Oldhamers weren’t the only ones ready and waiting for the opening of the new line. Paul Steane (56), from Altrincham also got up several hours early to take a ride before heading to work in Preston. 

“I try to get on the first trams when I can,” he said. “It’s exciting to be on board the first tram to go along a new line in Oldham and take some photographs along the way.
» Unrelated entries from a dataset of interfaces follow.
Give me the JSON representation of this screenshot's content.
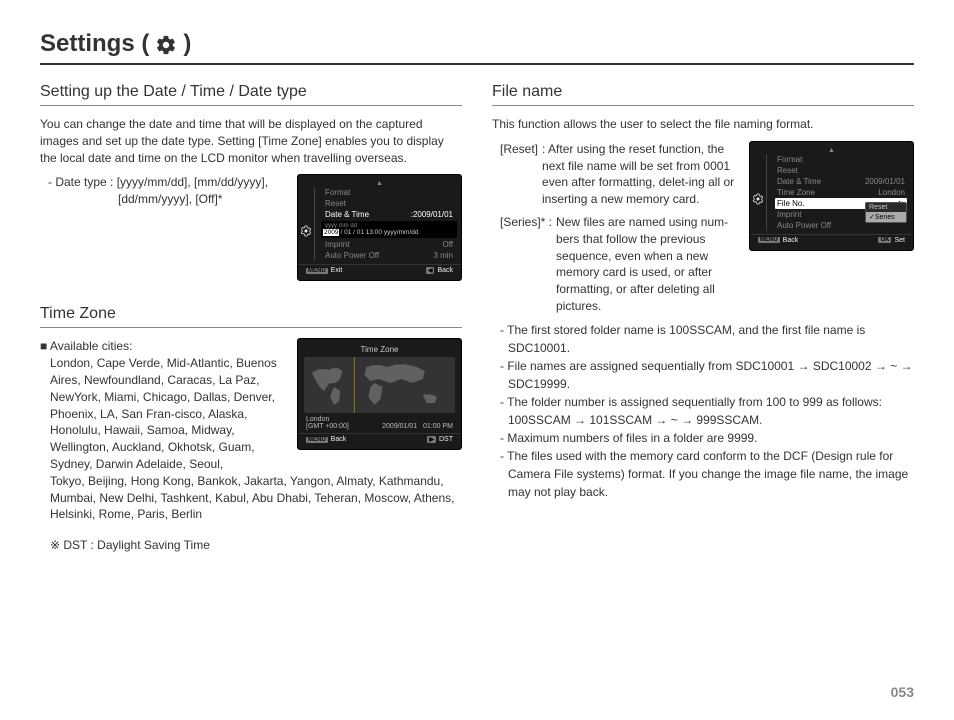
{
  "page": {
    "title_prefix": "Settings (",
    "title_suffix": ")",
    "number": "053"
  },
  "left": {
    "section1": {
      "heading": "Setting up the Date / Time / Date type",
      "intro": "You can change the date and time that will be displayed on the captured images and set up the date type. Setting [Time Zone] enables you to display the local date and time on the LCD monitor when travelling overseas.",
      "datetype_line1": "- Date type : [yyyy/mm/dd], [mm/dd/yyyy],",
      "datetype_line2": "[dd/mm/yyyy], [Off]*"
    },
    "section2": {
      "heading": "Time Zone",
      "avail_label": "Available cities:",
      "cities_part1": "London, Cape Verde, Mid-Atlantic, Buenos Aires, Newfoundland, Caracas, La Paz, NewYork, Miami, Chicago, Dallas, Denver, Phoenix, LA, San Fran-cisco, Alaska, Honolulu, Hawaii, Samoa, Midway, Wellington, Auckland, Okhotsk, Guam, Sydney, Darwin Adelaide, Seoul,",
      "cities_part2": "Tokyo, Beijing, Hong Kong, Bankok, Jakarta, Yangon, Almaty, Kathmandu, Mumbai, New Delhi, Tashkent, Kabul, Abu Dhabi, Teheran, Moscow, Athens, Helsinki, Rome, Paris, Berlin",
      "dst_note": "※ DST : Daylight Saving Time"
    }
  },
  "right": {
    "heading": "File name",
    "intro": "This function allows the user to select the file naming format.",
    "reset_label": "[Reset]",
    "reset_text": ": After using the reset function, the next file name will be set from 0001 even after formatting, delet-ing all or inserting a new memory card.",
    "series_label": "[Series]* :",
    "series_text": "New files are named using num-bers that follow the previous sequence, even when a new memory card is used, or after formatting, or after deleting all pictures.",
    "note1": "- The first stored folder name is 100SSCAM, and the first file name is SDC10001.",
    "note2": "- File names are assigned sequentially from SDC10001 → SDC10002 → ~ → SDC19999.",
    "note3": "- The folder number is assigned sequentially from 100 to 999 as follows: 100SSCAM → 101SSCAM → ~ → 999SSCAM.",
    "note4": "- Maximum numbers of files in a folder are 9999.",
    "note5": "- The files used with the memory card conform to the DCF (Design rule for Camera File systems) format. If you change the image file name, the image may not play back."
  },
  "ss_date": {
    "format": "Format",
    "reset": "Reset",
    "date_time": "Date & Time",
    "date_time_val": ":2009/01/01",
    "editor_hint": "yyyy  mm  dd",
    "editor_val_left": "2009",
    "editor_val_right": "/ 01 / 01   13:00    yyyy/mm/dd",
    "imprint": "Imprint",
    "imprint_val": "Off",
    "apo": "Auto Power Off",
    "apo_val": "3 min",
    "exit_badge": "MENU",
    "exit": "Exit",
    "back_badge": "◀",
    "back": "Back"
  },
  "ss_tz": {
    "title": "Time Zone",
    "city": "London",
    "gmt": "[GMT +00:00]",
    "date": "2009/01/01",
    "time": "01:00 PM",
    "back_badge": "MENU",
    "back": "Back",
    "dst_badge": "▶",
    "dst": "DST"
  },
  "ss_fn": {
    "format": "Format",
    "reset": "Reset",
    "date_time": "Date & Time",
    "date_time_val": "2009/01/01",
    "time_zone": "Time Zone",
    "time_zone_val": "London",
    "file_no": "File No.",
    "imprint": "Imprint",
    "apo": "Auto Power Off",
    "popup_reset": "Reset",
    "popup_series": "Series",
    "back_badge": "MENU",
    "back": "Back",
    "set_badge": "OK",
    "set": "Set"
  }
}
It is a way to be part of history.”

After completing its trip through the town centre, the tram continued to Rochdale, arriving at 6am, before returning to Oldham Mumps at 6.18am to take the first set of commuters to Manchester. 

Metrolink driver Chris Allen (50) had the pleasure of driving the historic first tram on the new line and said it was a “very exciting experience”. 

Mr Allen, from Hazel Grove, Stockport, said: “I really enjoyed driving the tram along the new line. 

“Everything has gone to plan and it has been a very exciting experience for me, one that no-one else will have.” 

Transport for Greater Manchester project manager Alan Cayton, who was also on board, said: “It is great to see so many people using the tram even at this time in the morning and that everything has gone to plan.” 

The town centre line, which stretches from East Didsbury, through Manchester and Oldham to Rochdale, is the latest addition to Metrolink’s network, bringing it to 48 miles and 76 stations. 

Journeys from Rochdale Manchester Victoria take around 45 minutes, while journeys from Oldham Mumps will take 30 minutes. 

A return off-peak adult ticket from Oldham Mumps to Victoria will cost £3.60 or £5.40 at peak times. 

Off-peak return tickets from Oldham Mumps to Rochdale cost £2.90 or £3.70 at peak times. 

The new Oldham Mumps stop also benefits from links to bus services and a free park and ride site for Metrolink passengers. 

Councillor Jim McMahon, Oldham Council Leader, said: “Today is a historic and exciting day in Oldham’s history – and one that points to a much brighter future. 

“We knew the biggest infrastructure project in our borough’s history would inevitably cause disruption, especially for businesses and motorists, and I want to thank people for the patience they’ve shown during the construction period. 

“Looking ahead, our wide-ranging regeneration plans for Oldham town centre – like the work currently underway to turn the Old Town Hall into a multi-screen cinema – are all designed to capitalise on the arrival of the tram and the fantastic new opportunities it offers to residents, investors, businesses and visitors. 

“Metrolink has been the catalyst for all these plans and we are totally focused on delivering schemes like this that will transform what is on offer in Oldham town centre.”

My first image is an overview of Oldham Central station, mentioned in the article, in both colour and black & white.

Oldham Central Station BW Oldham Central Station Colour

My second image is that of the front of the actual tram, arriving at the station.

Oldham Central Tram Colour Oldham Central Tram BW


Oldham Chronicle Online ( accessed at 04.02.2014